_Records to process_
-=-=-=-=-

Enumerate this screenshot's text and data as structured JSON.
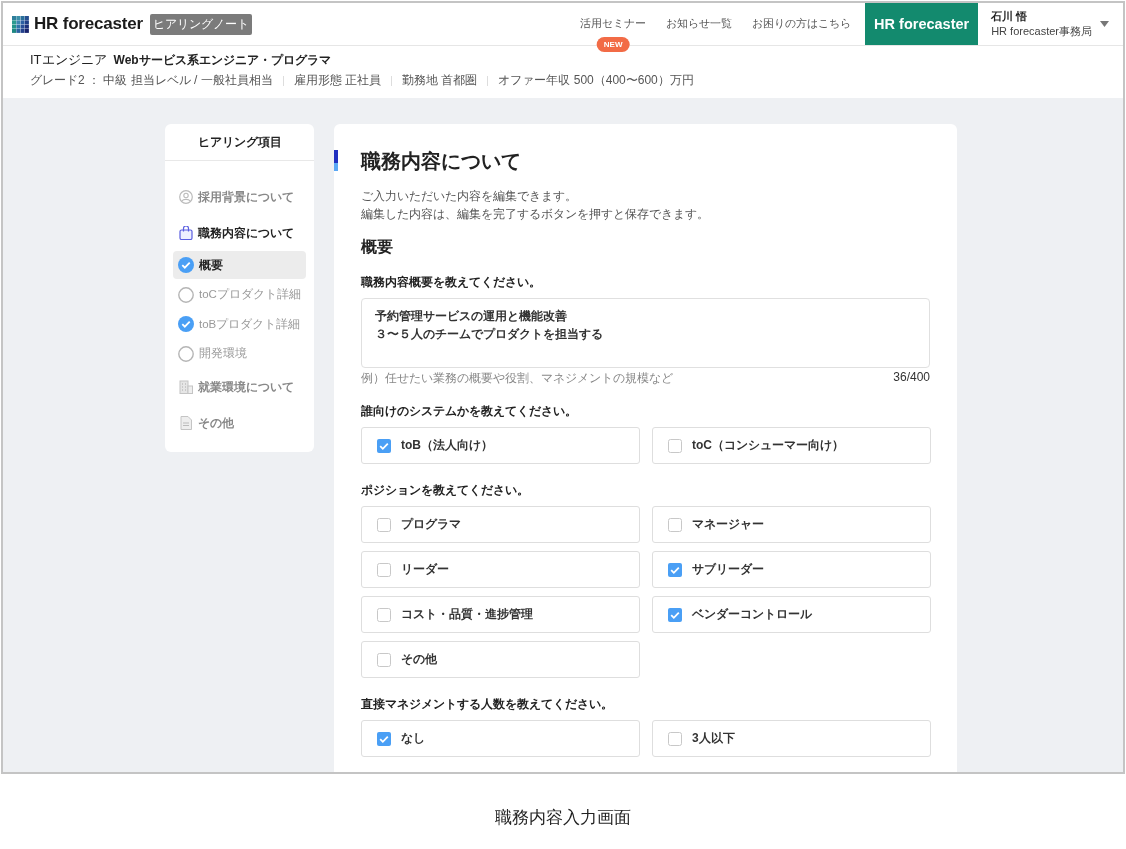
{
  "header": {
    "logo_text": "HR forecaster",
    "logo_badge": "ヒアリングノート",
    "nav": [
      {
        "label": "活用セミナー",
        "badge": "NEW"
      },
      {
        "label": "お知らせ一覧"
      },
      {
        "label": "お困りの方はこちら"
      }
    ],
    "brand_button": "HR forecaster",
    "user": {
      "name": "石川 悟",
      "org": "HR forecaster事務局"
    }
  },
  "job": {
    "title": "ITエンジニア",
    "category": "Webサービス系エンジニア・プログラマ",
    "details": [
      "グレード2 ： 中級 担当レベル / 一般社員相当",
      "雇用形態 正社員",
      "勤務地 首都圏",
      "オファー年収 500（400〜600）万円"
    ]
  },
  "sidebar": {
    "title": "ヒアリング項目",
    "sections": [
      {
        "label": "採用背景について",
        "kind": "person",
        "active": false
      },
      {
        "label": "職務内容について",
        "kind": "bag",
        "active": true,
        "children": [
          {
            "label": "概要",
            "checked": true,
            "selected": true
          },
          {
            "label": "toCプロダクト詳細",
            "checked": false,
            "selected": false
          },
          {
            "label": "toBプロダクト詳細",
            "checked": true,
            "selected": false
          },
          {
            "label": "開発環境",
            "checked": false,
            "selected": false
          }
        ]
      },
      {
        "label": "就業環境について",
        "kind": "building",
        "active": false
      },
      {
        "label": "その他",
        "kind": "document",
        "active": false
      }
    ]
  },
  "main": {
    "title": "職務内容について",
    "description": [
      "ご入力いただいた内容を編集できます。",
      "編集した内容は、編集を完了するボタンを押すと保存できます。"
    ],
    "section_title": "概要",
    "questions": [
      {
        "kind": "textarea",
        "label": "職務内容概要を教えてください。",
        "value": [
          "予約管理サービスの運用と機能改善",
          "３〜５人のチームでプロダクトを担当する"
        ],
        "hint": "例）任せたい業務の概要や役割、マネジメントの規模など",
        "counter": "36/400"
      },
      {
        "kind": "checkboxes",
        "label": "誰向けのシステムかを教えてください。",
        "options": [
          {
            "label": "toB（法人向け）",
            "checked": true
          },
          {
            "label": "toC（コンシューマー向け）",
            "checked": false
          }
        ]
      },
      {
        "kind": "checkboxes",
        "label": "ポジションを教えてください。",
        "options": [
          {
            "label": "プログラマ",
            "checked": false
          },
          {
            "label": "マネージャー",
            "checked": false
          },
          {
            "label": "リーダー",
            "checked": false
          },
          {
            "label": "サブリーダー",
            "checked": true
          },
          {
            "label": "コスト・品質・進捗管理",
            "checked": false
          },
          {
            "label": "ベンダーコントロール",
            "checked": true
          },
          {
            "label": "その他",
            "checked": false
          }
        ]
      },
      {
        "kind": "checkboxes",
        "label": "直接マネジメントする人数を教えてください。",
        "options": [
          {
            "label": "なし",
            "checked": true
          },
          {
            "label": "3人以下",
            "checked": false
          }
        ]
      }
    ]
  },
  "caption": "職務内容入力画面"
}
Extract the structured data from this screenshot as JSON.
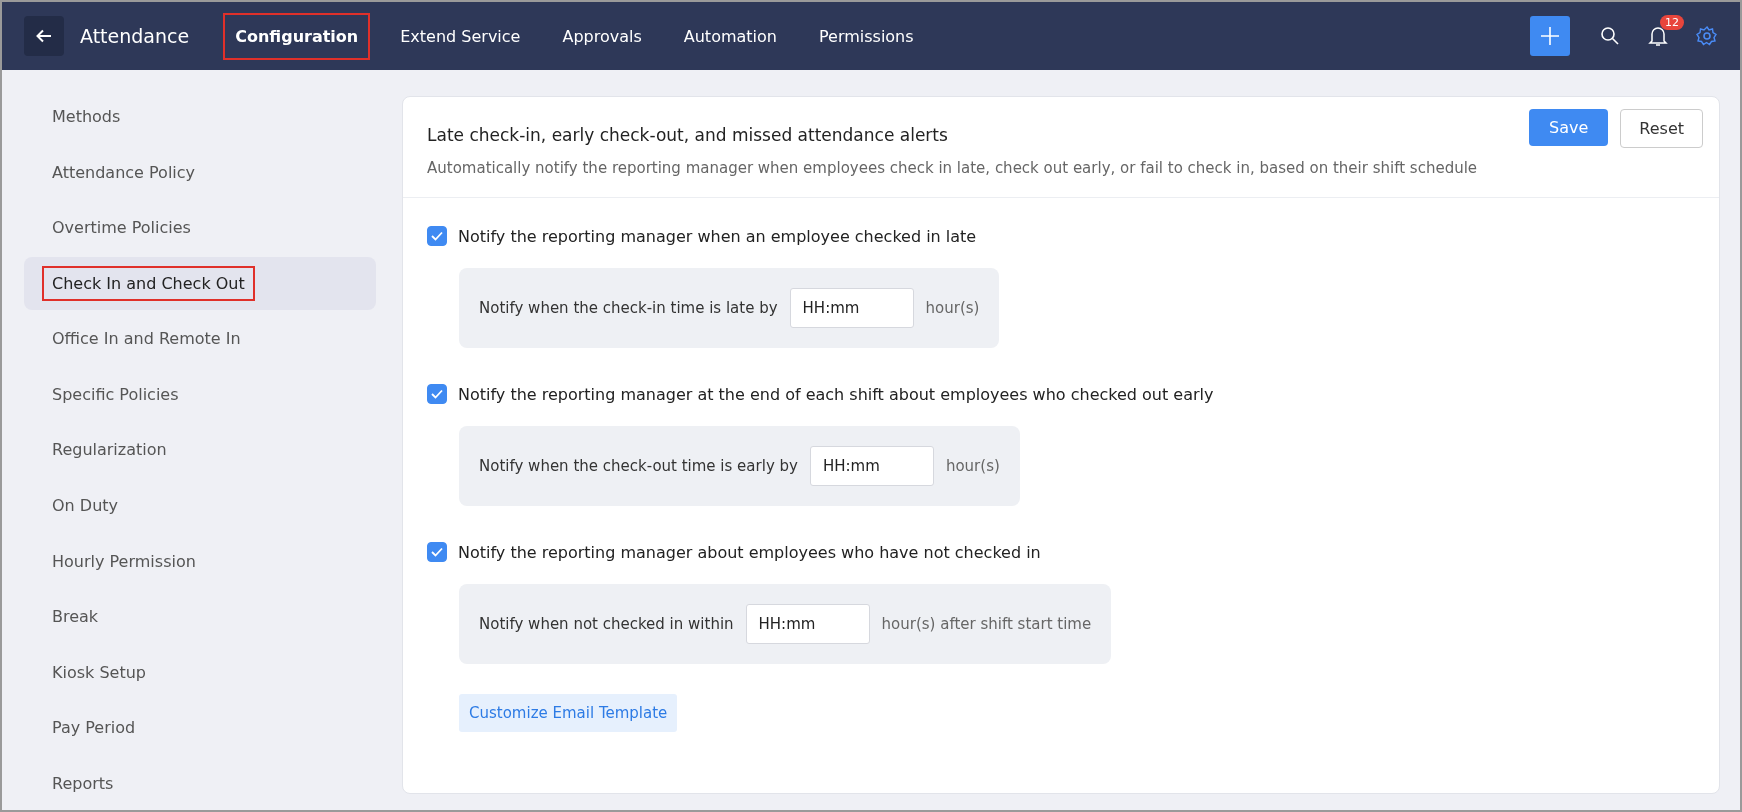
{
  "topbar": {
    "title": "Attendance",
    "tabs": [
      {
        "label": "Configuration",
        "selected": true,
        "highlighted": true
      },
      {
        "label": "Extend Service",
        "selected": false,
        "highlighted": false
      },
      {
        "label": "Approvals",
        "selected": false,
        "highlighted": false
      },
      {
        "label": "Automation",
        "selected": false,
        "highlighted": false
      },
      {
        "label": "Permissions",
        "selected": false,
        "highlighted": false
      }
    ],
    "notification_count": "12"
  },
  "sidebar": {
    "items": [
      {
        "label": "Methods",
        "selected": false,
        "highlighted": false
      },
      {
        "label": "Attendance Policy",
        "selected": false,
        "highlighted": false
      },
      {
        "label": "Overtime Policies",
        "selected": false,
        "highlighted": false
      },
      {
        "label": "Check In and Check Out",
        "selected": true,
        "highlighted": true
      },
      {
        "label": "Office In and Remote In",
        "selected": false,
        "highlighted": false
      },
      {
        "label": "Specific Policies",
        "selected": false,
        "highlighted": false
      },
      {
        "label": "Regularization",
        "selected": false,
        "highlighted": false
      },
      {
        "label": "On Duty",
        "selected": false,
        "highlighted": false
      },
      {
        "label": "Hourly Permission",
        "selected": false,
        "highlighted": false
      },
      {
        "label": "Break",
        "selected": false,
        "highlighted": false
      },
      {
        "label": "Kiosk Setup",
        "selected": false,
        "highlighted": false
      },
      {
        "label": "Pay Period",
        "selected": false,
        "highlighted": false
      },
      {
        "label": "Reports",
        "selected": false,
        "highlighted": false
      }
    ]
  },
  "panel": {
    "title": "Late check-in, early check-out, and missed attendance alerts",
    "description": "Automatically notify the reporting manager when employees check in late, check out early, or fail to check in, based on their shift schedule",
    "buttons": [
      "Save",
      "Reset"
    ],
    "options": [
      {
        "label": "Notify the reporting manager when an employee checked in late",
        "checked": true,
        "prompt": "Notify when the check-in time is late by",
        "value": "HH:mm",
        "unit": "hour(s)"
      },
      {
        "label": "Notify the reporting manager at the end of each shift about employees who checked out early",
        "checked": true,
        "prompt": "Notify when the check-out time is early by",
        "value": "HH:mm",
        "unit": "hour(s)"
      },
      {
        "label": "Notify the reporting manager about employees who have not checked in",
        "checked": true,
        "prompt": "Notify when not checked in within",
        "value": "HH:mm",
        "unit": "hour(s) after shift start time"
      }
    ],
    "link": "Customize Email Template"
  }
}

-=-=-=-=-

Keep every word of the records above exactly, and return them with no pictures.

Enumerate this screenshot's text and data as structured JSON.
{
  "header": {
    "logo_text": "HR forecaster",
    "logo_badge": "ヒアリングノート",
    "nav": [
      {
        "label": "活用セミナー",
        "badge": "NEW"
      },
      {
        "label": "お知らせ一覧"
      },
      {
        "label": "お困りの方はこちら"
      }
    ],
    "brand_button": "HR forecaster",
    "user": {
      "name": "石川 悟",
      "org": "HR forecaster事務局"
    }
  },
  "job": {
    "title": "ITエンジニア",
    "category": "Webサービス系エンジニア・プログラマ",
    "details": [
      "グレード2 ： 中級 担当レベル / 一般社員相当",
      "雇用形態 正社員",
      "勤務地 首都圏",
      "オファー年収 500（400〜600）万円"
    ]
  },
  "sidebar": {
    "title": "ヒアリング項目",
    "sections": [
      {
        "label": "採用背景について",
        "kind": "person",
        "active": false
      },
      {
        "label": "職務内容について",
        "kind": "bag",
        "active": true,
        "children": [
          {
            "label": "概要",
            "checked": true,
            "selected": true
          },
          {
            "label": "toCプロダクト詳細",
            "checked": false,
            "selected": false
          },
          {
            "label": "toBプロダクト詳細",
            "checked": true,
            "selected": false
          },
          {
            "label": "開発環境",
            "checked": false,
            "selected": false
          }
        ]
      },
      {
        "label": "就業環境について",
        "kind": "building",
        "active": false
      },
      {
        "label": "その他",
        "kind": "document",
        "active": false
      }
    ]
  },
  "main": {
    "title": "職務内容について",
    "description": [
      "ご入力いただいた内容を編集できます。",
      "編集した内容は、編集を完了するボタンを押すと保存できます。"
    ],
    "section_title": "概要",
    "questions": [
      {
        "kind": "textarea",
        "label": "職務内容概要を教えてください。",
        "value": [
          "予約管理サービスの運用と機能改善",
          "３〜５人のチームでプロダクトを担当する"
        ],
        "hint": "例）任せたい業務の概要や役割、マネジメントの規模など",
        "counter": "36/400"
      },
      {
        "kind": "checkboxes",
        "label": "誰向けのシステムかを教えてください。",
        "options": [
          {
            "label": "toB（法人向け）",
            "checked": true
          },
          {
            "label": "toC（コンシューマー向け）",
            "checked": false
          }
        ]
      },
      {
        "kind": "checkboxes",
        "label": "ポジションを教えてください。",
        "options": [
          {
            "label": "プログラマ",
            "checked": false
          },
          {
            "label": "マネージャー",
            "checked": false
          },
          {
            "label": "リーダー",
            "checked": false
          },
          {
            "label": "サブリーダー",
            "checked": true
          },
          {
            "label": "コスト・品質・進捗管理",
            "checked": false
          },
          {
            "label": "ベンダーコントロール",
            "checked": true
          },
          {
            "label": "その他",
            "checked": false
          }
        ]
      },
      {
        "kind": "checkboxes",
        "label": "直接マネジメントする人数を教えてください。",
        "options": [
          {
            "label": "なし",
            "checked": true
          },
          {
            "label": "3人以下",
            "checked": false
          }
        ]
      }
    ]
  },
  "caption": "職務内容入力画面"
}
Extract the structured data from this screenshot as JSON.
{
  "topbar": {
    "title": "Attendance",
    "tabs": [
      {
        "label": "Configuration",
        "selected": true,
        "highlighted": true
      },
      {
        "label": "Extend Service",
        "selected": false,
        "highlighted": false
      },
      {
        "label": "Approvals",
        "selected": false,
        "highlighted": false
      },
      {
        "label": "Automation",
        "selected": false,
        "highlighted": false
      },
      {
        "label": "Permissions",
        "selected": false,
        "highlighted": false
      }
    ],
    "notification_count": "12"
  },
  "sidebar": {
    "items": [
      {
        "label": "Methods",
        "selected": false,
        "highlighted": false
      },
      {
        "label": "Attendance Policy",
        "selected": false,
        "highlighted": false
      },
      {
        "label": "Overtime Policies",
        "selected": false,
        "highlighted": false
      },
      {
        "label": "Check In and Check Out",
        "selected": true,
        "highlighted": true
      },
      {
        "label": "Office In and Remote In",
        "selected": false,
        "highlighted": false
      },
      {
        "label": "Specific Policies",
        "selected": false,
        "highlighted": false
      },
      {
        "label": "Regularization",
        "selected": false,
        "highlighted": false
      },
      {
        "label": "On Duty",
        "selected": false,
        "highlighted": false
      },
      {
        "label": "Hourly Permission",
        "selected": false,
        "highlighted": false
      },
      {
        "label": "Break",
        "selected": false,
        "highlighted": false
      },
      {
        "label": "Kiosk Setup",
        "selected": false,
        "highlighted": false
      },
      {
        "label": "Pay Period",
        "selected": false,
        "highlighted": false
      },
      {
        "label": "Reports",
        "selected": false,
        "highlighted": false
      }
    ]
  },
  "panel": {
    "title": "Late check-in, early check-out, and missed attendance alerts",
    "description": "Automatically notify the reporting manager when employees check in late, check out early, or fail to check in, based on their shift schedule",
    "buttons": [
      "Save",
      "Reset"
    ],
    "options": [
      {
        "label": "Notify the reporting manager when an employee checked in late",
        "checked": true,
        "prompt": "Notify when the check-in time is late by",
        "value": "HH:mm",
        "unit": "hour(s)"
      },
      {
        "label": "Notify the reporting manager at the end of each shift about employees who checked out early",
        "checked": true,
        "prompt": "Notify when the check-out time is early by",
        "value": "HH:mm",
        "unit": "hour(s)"
      },
      {
        "label": "Notify the reporting manager about employees who have not checked in",
        "checked": true,
        "prompt": "Notify when not checked in within",
        "value": "HH:mm",
        "unit": "hour(s) after shift start time"
      }
    ],
    "link": "Customize Email Template"
  }
}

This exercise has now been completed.